▶ Instructions for the task:
Below are some entries. Copy each line that holds the string "title".

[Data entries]

=== Section Start ===

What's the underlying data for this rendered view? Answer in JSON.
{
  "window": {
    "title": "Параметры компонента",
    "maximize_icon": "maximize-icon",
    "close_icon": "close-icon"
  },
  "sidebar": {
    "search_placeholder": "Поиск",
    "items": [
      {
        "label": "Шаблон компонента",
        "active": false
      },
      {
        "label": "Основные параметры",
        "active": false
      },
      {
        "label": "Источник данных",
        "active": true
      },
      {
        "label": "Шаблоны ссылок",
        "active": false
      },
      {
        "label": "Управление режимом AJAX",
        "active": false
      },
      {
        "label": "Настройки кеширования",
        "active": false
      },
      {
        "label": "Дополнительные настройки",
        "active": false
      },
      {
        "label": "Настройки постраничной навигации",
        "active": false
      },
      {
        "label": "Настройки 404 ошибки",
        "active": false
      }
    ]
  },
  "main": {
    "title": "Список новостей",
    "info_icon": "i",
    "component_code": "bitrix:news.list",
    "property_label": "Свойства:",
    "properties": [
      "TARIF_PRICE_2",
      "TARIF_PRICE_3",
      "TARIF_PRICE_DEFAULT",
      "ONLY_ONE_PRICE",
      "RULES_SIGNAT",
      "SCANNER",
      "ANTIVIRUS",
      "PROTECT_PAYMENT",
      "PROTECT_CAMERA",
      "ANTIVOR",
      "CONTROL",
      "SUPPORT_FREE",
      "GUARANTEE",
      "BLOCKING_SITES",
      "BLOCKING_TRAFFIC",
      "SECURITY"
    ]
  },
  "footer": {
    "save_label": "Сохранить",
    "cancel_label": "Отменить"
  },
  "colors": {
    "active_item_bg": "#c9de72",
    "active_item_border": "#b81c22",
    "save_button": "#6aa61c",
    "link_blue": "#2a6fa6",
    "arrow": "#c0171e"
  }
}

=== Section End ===

▶ Answer to the problem:
    "title": "Параметры компонента",
    "title": "Список новостей",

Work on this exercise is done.